However, maintaining the Schizoaffective Diagnosis requires that the “episodes of depression or mania be present for the majority of the total duration of the illness” (Diagnostic and Statistical Manual of Mental Disorders, 2013). These required time constraints help prevent misdiagnosis.
Schizotypal (Personality) Disorder
Schizotypal Personality Disorder is mentioned in this series due to characteristics such as delusions and perceptual alterations. The schizotypal pattern of behavior and its symptoms become present in early adulthood.
Schizotypal Personality Disorder is characterized by deficits in close social and interpersonal relationships and “cognitive or perceptual distortions and eccentricities of behavior” (Diagnostic and Statistical Manual of Mental Disorders, 2013). The DSM-5 lists nine characteristics for Schizotypal Disorder; and a diagnosis requires an individual experience at least five:
One, “ideas of reference” or incorrectly interpreting events using meaning that is only specific to themselves. Two, “odd beliefs or magical thinking that influences behavior and is inconsistent with subcultural norms”, which includes thinking they have special powers or that they can control people and objects with their thoughts (Diagnostic and Statistical Manual of Mental Disorders, 2013). The third characteristic is perceptual experiences. These are brief visual or auditory perceptions such as feeling watched or hearing someone whisper their name.
Four, speaking or thinking in vague, overelaborate, or metaphorical terms. The DSM-5 (2013) gives an example of this manner of speaking as the individual stating they were “not ‘talkable’ at work”. The fifth characteristic, “suspiciousness or paranoid ideation” is most similar to symptoms of Schizophrenia Spectrum Disorders.
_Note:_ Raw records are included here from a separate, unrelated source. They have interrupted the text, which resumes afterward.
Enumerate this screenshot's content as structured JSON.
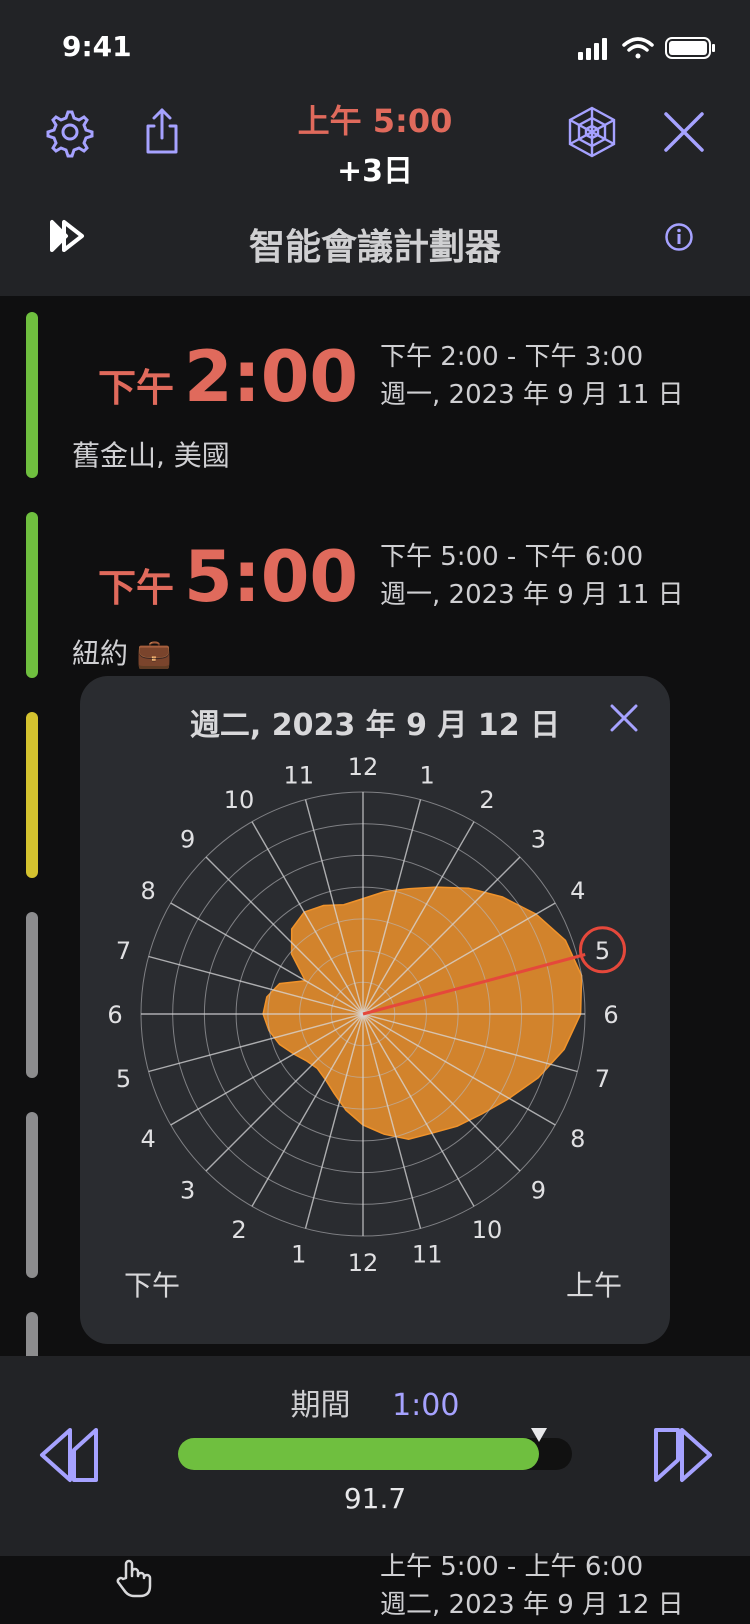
{
  "status": {
    "time": "9:41"
  },
  "header": {
    "time_main": "上午 5:00",
    "time_offset": "+3日",
    "title": "智能會議計劃器"
  },
  "meetings": [
    {
      "prefix": "下午",
      "big_time": "2:00",
      "range": "下午 2:00 - 下午 3:00",
      "date": "週一, 2023 年 9 月 11 日",
      "city": "舊金山, 美國",
      "bar_color": "#6fbf3f"
    },
    {
      "prefix": "下午",
      "big_time": "5:00",
      "range": "下午 5:00 - 下午 6:00",
      "date": "週一, 2023 年 9 月 11 日",
      "city": "紐約 💼",
      "bar_color": "#6fbf3f"
    }
  ],
  "side_bars": [
    "#6fbf3f",
    "#6fbf3f",
    "#d4c22f",
    "#8c8c8e",
    "#8c8c8e",
    "#8c8c8e",
    "#8c8c8e"
  ],
  "popup": {
    "title": "週二, 2023 年 9 月 12 日",
    "right_hours": [
      "12",
      "1",
      "2",
      "3",
      "4",
      "5",
      "6",
      "7",
      "8",
      "9",
      "10",
      "11",
      "12"
    ],
    "left_hours": [
      "12",
      "11",
      "10",
      "9",
      "8",
      "7",
      "6",
      "5",
      "4",
      "3",
      "2",
      "1",
      "12"
    ],
    "pm_label": "下午",
    "am_label": "上午",
    "selected_hour": "5",
    "polar_values": [
      0.52,
      0.56,
      0.6,
      0.66,
      0.74,
      0.82,
      0.9,
      0.97,
      1.0,
      0.98,
      0.92,
      0.84,
      0.76,
      0.7,
      0.66,
      0.62,
      0.6,
      0.55,
      0.5,
      0.44,
      0.38,
      0.34,
      0.32,
      0.33,
      0.36,
      0.4,
      0.43,
      0.45,
      0.44,
      0.4,
      0.3,
      0.42,
      0.5,
      0.53,
      0.52,
      0.5
    ]
  },
  "bottom": {
    "duration_label": "期間",
    "duration_value": "1:00",
    "progress": 0.917,
    "progress_text": "91.7"
  },
  "footer": {
    "range": "上午 5:00 - 上午 6:00",
    "date": "週二, 2023 年 9 月 12 日"
  },
  "colors": {
    "accent": "#a6a2ff",
    "time_red": "#e06a5c",
    "polar_fill": "#f0932b",
    "green": "#6fbf3f"
  }
}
This paranoia can manifest as believing friends, family, and/or associates are ‘out to get them’.
The sixth and seventh characteristics are “inappropriate or constricted affect” and “behavior or appearance that is odd, eccentric, or peculiar” (Diagnostic and Statistical Manual of Mental Disorders, 2013). These are typically present while the individual is interacting with peers. They have facial expressions and body movements that are inappropriate for the setting or the conversation, and/or their style of dress may be described as unkempt.
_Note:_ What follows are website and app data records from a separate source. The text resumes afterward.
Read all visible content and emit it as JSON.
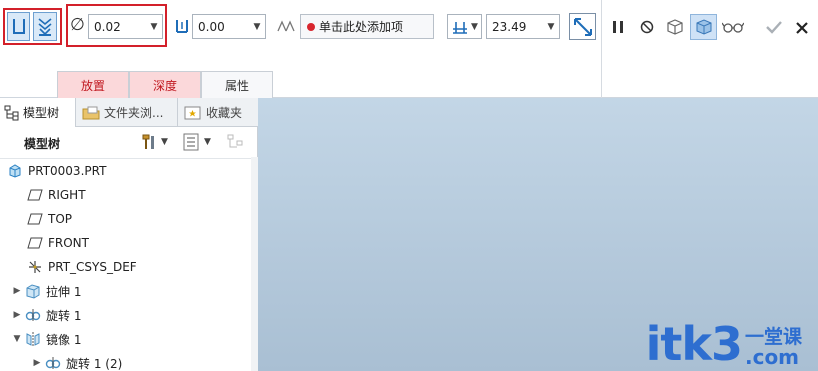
{
  "ribbon": {
    "diameter_value": "0.02",
    "depth_value": "0.00",
    "reference_prompt": "单击此处添加项",
    "offset_value": "23.49"
  },
  "tabs": [
    {
      "label": "放置"
    },
    {
      "label": "深度"
    },
    {
      "label": "属性"
    }
  ],
  "panel": {
    "tabs": [
      {
        "label": "模型树"
      },
      {
        "label": "文件夹浏..."
      },
      {
        "label": "收藏夹"
      }
    ],
    "title": "模型树"
  },
  "tree": [
    {
      "label": "PRT0003.PRT"
    },
    {
      "label": "RIGHT"
    },
    {
      "label": "TOP"
    },
    {
      "label": "FRONT"
    },
    {
      "label": "PRT_CSYS_DEF"
    },
    {
      "label": "拉伸 1"
    },
    {
      "label": "旋转 1"
    },
    {
      "label": "镜像 1"
    },
    {
      "label": "旋转 1 (2)"
    }
  ],
  "watermark": {
    "main": "itk3",
    "side_top": "一堂课",
    "side_bottom": ".com"
  },
  "colors": {
    "highlight_red": "#d3202a",
    "tab_red_bg": "#fbd8da",
    "viewport_top": "#c3d6e6",
    "viewport_bottom": "#a9bfd3",
    "watermark": "#2e6ed0"
  }
}
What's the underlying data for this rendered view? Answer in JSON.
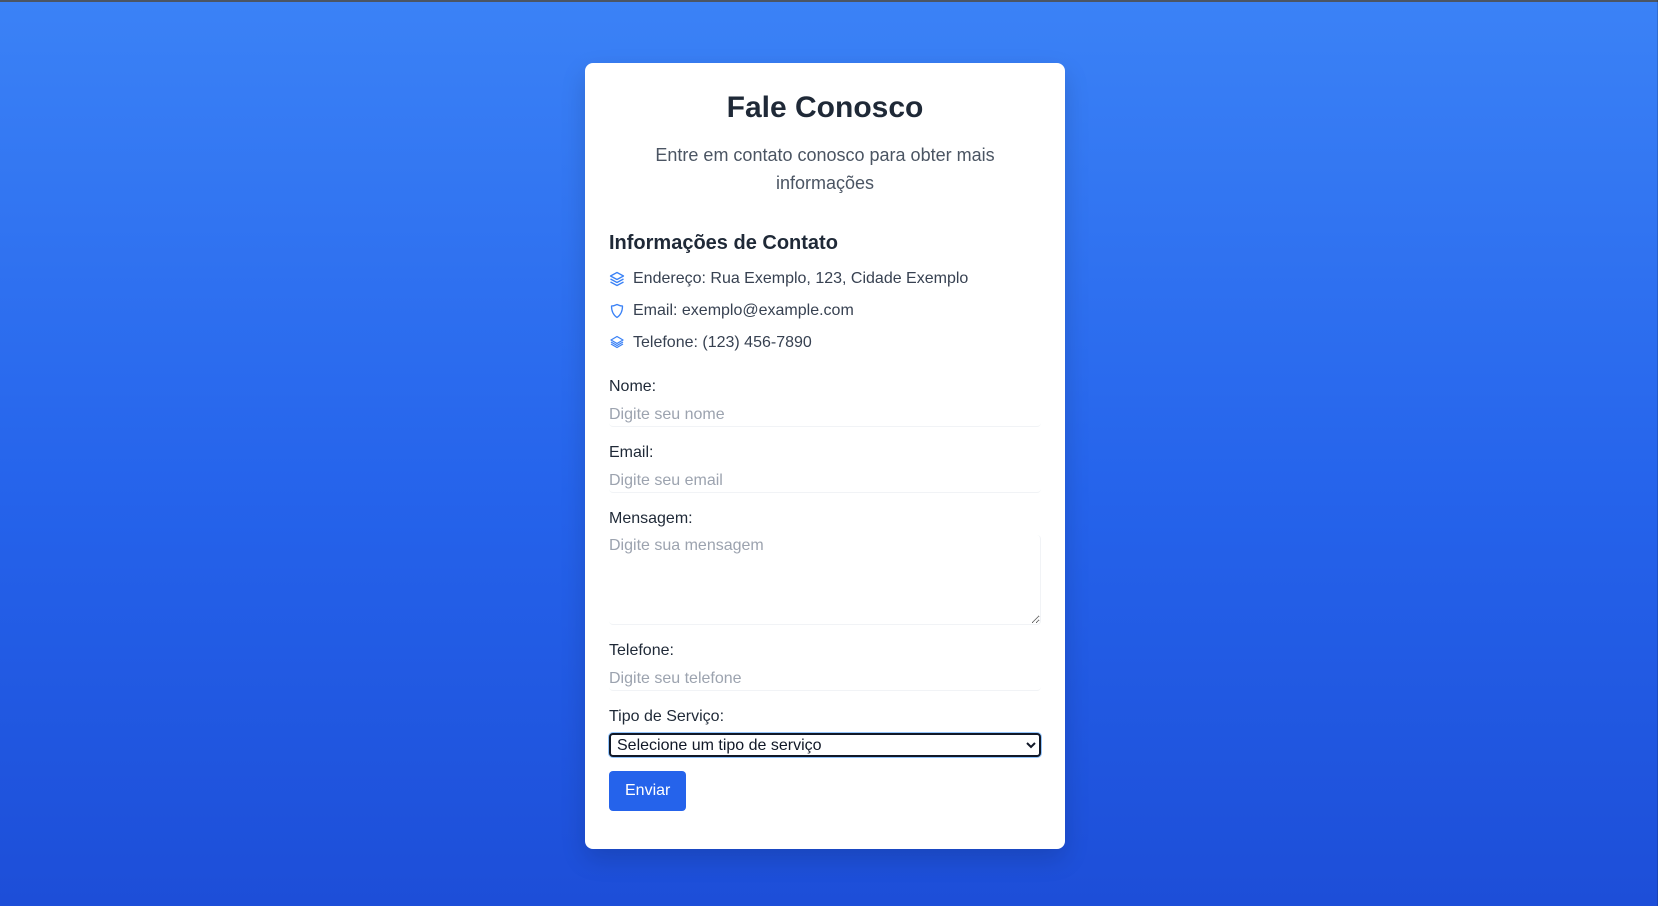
{
  "colors": {
    "background_top": "#3b82f6",
    "background_bottom": "#1d4ed8",
    "accent": "#2563eb",
    "card": "#ffffff",
    "heading": "#1f2937"
  },
  "header": {
    "title": "Fale Conosco",
    "subtitle": "Entre em contato conosco para obter mais informações"
  },
  "contact_info": {
    "title": "Informações de Contato",
    "items": [
      {
        "icon": "layers-icon",
        "text": "Endereço: Rua Exemplo, 123, Cidade Exemplo"
      },
      {
        "icon": "shield-icon",
        "text": "Email: exemplo@example.com"
      },
      {
        "icon": "layers-icon",
        "text": "Telefone: (123) 456-7890"
      }
    ]
  },
  "form": {
    "name": {
      "label": "Nome:",
      "placeholder": "Digite seu nome",
      "value": ""
    },
    "email": {
      "label": "Email:",
      "placeholder": "Digite seu email",
      "value": ""
    },
    "message": {
      "label": "Mensagem:",
      "placeholder": "Digite sua mensagem",
      "value": ""
    },
    "phone": {
      "label": "Telefone:",
      "placeholder": "Digite seu telefone",
      "value": ""
    },
    "service": {
      "label": "Tipo de Serviço:",
      "selected": "Selecione um tipo de serviço"
    },
    "submit_label": "Enviar"
  }
}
Eight, the individual does not have close friends outside of their parents and siblings. The ninth characteristic involves the individual experiencing extreme and disproportionate social anxiety. This anxiety does not lessen, but it increases and fosters paranoia as they continue to stay within the setting.
Finally, symptoms associated with Schizotypal Personality Disorder must not occur “during the course of Schizophrenia, a bipolar disorder or depressive disorder with psychotic features, another psychotic disorder, or Autism Spectrum Disorder” (Diagnostic and Statistical Manual of Mental Disorders, 2013).
Part Two of Schizophrenia Spectrum and Other Psychotic Disorders!
Diagnostic and Statistical Manual of Mental Disorders, Fifth Edition. Arlington, VA, American Psychiatric Association, 2013. Web. [access date: 20 January 2018]. dsm.psychiatryonline.org